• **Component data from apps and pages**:
BEGIN

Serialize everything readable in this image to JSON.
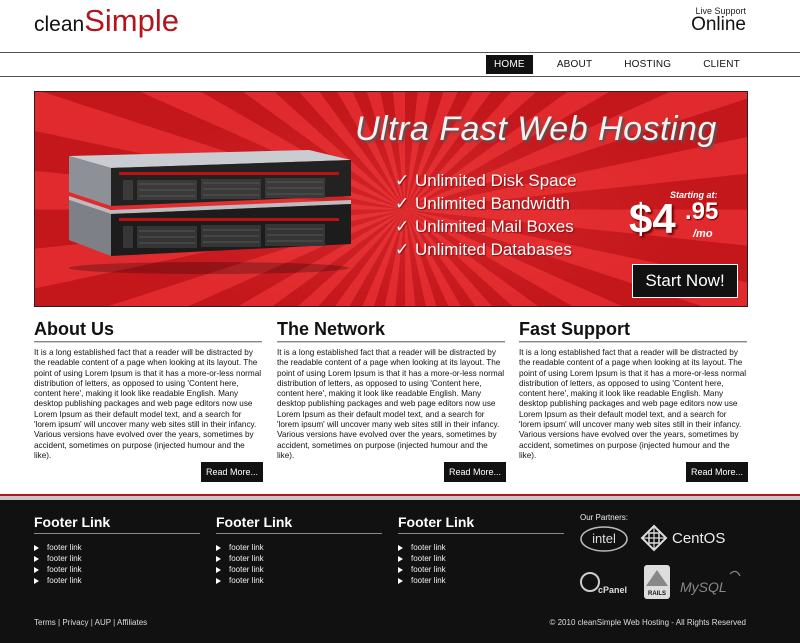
{
  "header": {
    "logo_part1": "clean",
    "logo_part2": "Simple",
    "support_label": "Live Support",
    "support_status": "Online"
  },
  "nav": {
    "items": [
      {
        "label": "HOME",
        "active": true
      },
      {
        "label": "ABOUT",
        "active": false
      },
      {
        "label": "HOSTING",
        "active": false
      },
      {
        "label": "CLIENT",
        "active": false
      }
    ]
  },
  "banner": {
    "title": "Ultra Fast Web Hosting",
    "features": [
      "Unlimited Disk Space",
      "Unlimited Bandwidth",
      "Unlimited Mail Boxes",
      "Unlimited Databases"
    ],
    "price_label": "Starting at:",
    "price_dollars": "$4",
    "price_cents": ".95",
    "price_period": "/mo",
    "cta": "Start Now!"
  },
  "columns": [
    {
      "title": "About Us",
      "body": "It is a long established fact that a reader will be distracted by the readable content of a page when looking at its layout. The point of using Lorem Ipsum is that it has a more-or-less normal distribution of letters, as opposed to using 'Content here, content here', making it look like readable English. Many desktop publishing packages and web page editors now use Lorem Ipsum as their default model text, and a search for 'lorem ipsum' will uncover many web sites still in their infancy. Various versions have evolved over the years, sometimes by accident, sometimes on purpose (injected humour and the like).",
      "button": "Read More..."
    },
    {
      "title": "The Network",
      "body": "It is a long established fact that a reader will be distracted by the readable content of a page when looking at its layout. The point of using Lorem Ipsum is that it has a more-or-less normal distribution of letters, as opposed to using 'Content here, content here', making it look like readable English. Many desktop publishing packages and web page editors now use Lorem Ipsum as their default model text, and a search for 'lorem ipsum' will uncover many web sites still in their infancy. Various versions have evolved over the years, sometimes by accident, sometimes on purpose (injected humour and the like).",
      "button": "Read More..."
    },
    {
      "title": "Fast Support",
      "body": "It is a long established fact that a reader will be distracted by the readable content of a page when looking at its layout. The point of using Lorem Ipsum is that it has a more-or-less normal distribution of letters, as opposed to using 'Content here, content here', making it look like readable English. Many desktop publishing packages and web page editors now use Lorem Ipsum as their default model text, and a search for 'lorem ipsum' will uncover many web sites still in their infancy. Various versions have evolved over the years, sometimes by accident, sometimes on purpose (injected humour and the like).",
      "button": "Read More..."
    }
  ],
  "footer": {
    "columns": [
      {
        "title": "Footer Link",
        "links": [
          "footer link",
          "footer link",
          "footer link",
          "footer link"
        ]
      },
      {
        "title": "Footer Link",
        "links": [
          "footer link",
          "footer link",
          "footer link",
          "footer link"
        ]
      },
      {
        "title": "Footer Link",
        "links": [
          "footer link",
          "footer link",
          "footer link",
          "footer link"
        ]
      }
    ],
    "partners_label": "Our Partners:",
    "partner_logos": [
      "intel",
      "CentOS",
      "cPanel",
      "RAILS",
      "MySQL"
    ],
    "bottom_links": [
      "Terms",
      "Privacy",
      "AUP",
      "Affiliates"
    ],
    "copyright": "© 2010 cleanSimple Web Hosting - All Rights Reserved"
  },
  "colors": {
    "brand_red": "#b3151d",
    "banner_red": "#d9242a",
    "footer_bg": "#111111"
  }
}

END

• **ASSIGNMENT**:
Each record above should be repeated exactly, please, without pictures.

• **RESULT OF THIS EXERCISE**:
Serialize everything readable in this image to JSON.
{
  "header": {
    "logo_part1": "clean",
    "logo_part2": "Simple",
    "support_label": "Live Support",
    "support_status": "Online"
  },
  "nav": {
    "items": [
      {
        "label": "HOME",
        "active": true
      },
      {
        "label": "ABOUT",
        "active": false
      },
      {
        "label": "HOSTING",
        "active": false
      },
      {
        "label": "CLIENT",
        "active": false
      }
    ]
  },
  "banner": {
    "title": "Ultra Fast Web Hosting",
    "features": [
      "Unlimited Disk Space",
      "Unlimited Bandwidth",
      "Unlimited Mail Boxes",
      "Unlimited Databases"
    ],
    "price_label": "Starting at:",
    "price_dollars": "$4",
    "price_cents": ".95",
    "price_period": "/mo",
    "cta": "Start Now!"
  },
  "columns": [
    {
      "title": "About Us",
      "body": "It is a long established fact that a reader will be distracted by the readable content of a page when looking at its layout. The point of using Lorem Ipsum is that it has a more-or-less normal distribution of letters, as opposed to using 'Content here, content here', making it look like readable English. Many desktop publishing packages and web page editors now use Lorem Ipsum as their default model text, and a search for 'lorem ipsum' will uncover many web sites still in their infancy. Various versions have evolved over the years, sometimes by accident, sometimes on purpose (injected humour and the like).",
      "button": "Read More..."
    },
    {
      "title": "The Network",
      "body": "It is a long established fact that a reader will be distracted by the readable content of a page when looking at its layout. The point of using Lorem Ipsum is that it has a more-or-less normal distribution of letters, as opposed to using 'Content here, content here', making it look like readable English. Many desktop publishing packages and web page editors now use Lorem Ipsum as their default model text, and a search for 'lorem ipsum' will uncover many web sites still in their infancy. Various versions have evolved over the years, sometimes by accident, sometimes on purpose (injected humour and the like).",
      "button": "Read More..."
    },
    {
      "title": "Fast Support",
      "body": "It is a long established fact that a reader will be distracted by the readable content of a page when looking at its layout. The point of using Lorem Ipsum is that it has a more-or-less normal distribution of letters, as opposed to using 'Content here, content here', making it look like readable English. Many desktop publishing packages and web page editors now use Lorem Ipsum as their default model text, and a search for 'lorem ipsum' will uncover many web sites still in their infancy. Various versions have evolved over the years, sometimes by accident, sometimes on purpose (injected humour and the like).",
      "button": "Read More..."
    }
  ],
  "footer": {
    "columns": [
      {
        "title": "Footer Link",
        "links": [
          "footer link",
          "footer link",
          "footer link",
          "footer link"
        ]
      },
      {
        "title": "Footer Link",
        "links": [
          "footer link",
          "footer link",
          "footer link",
          "footer link"
        ]
      },
      {
        "title": "Footer Link",
        "links": [
          "footer link",
          "footer link",
          "footer link",
          "footer link"
        ]
      }
    ],
    "partners_label": "Our Partners:",
    "partner_logos": [
      "intel",
      "CentOS",
      "cPanel",
      "RAILS",
      "MySQL"
    ],
    "bottom_links": [
      "Terms",
      "Privacy",
      "AUP",
      "Affiliates"
    ],
    "copyright": "© 2010 cleanSimple Web Hosting - All Rights Reserved"
  },
  "colors": {
    "brand_red": "#b3151d",
    "banner_red": "#d9242a",
    "footer_bg": "#111111"
  }
}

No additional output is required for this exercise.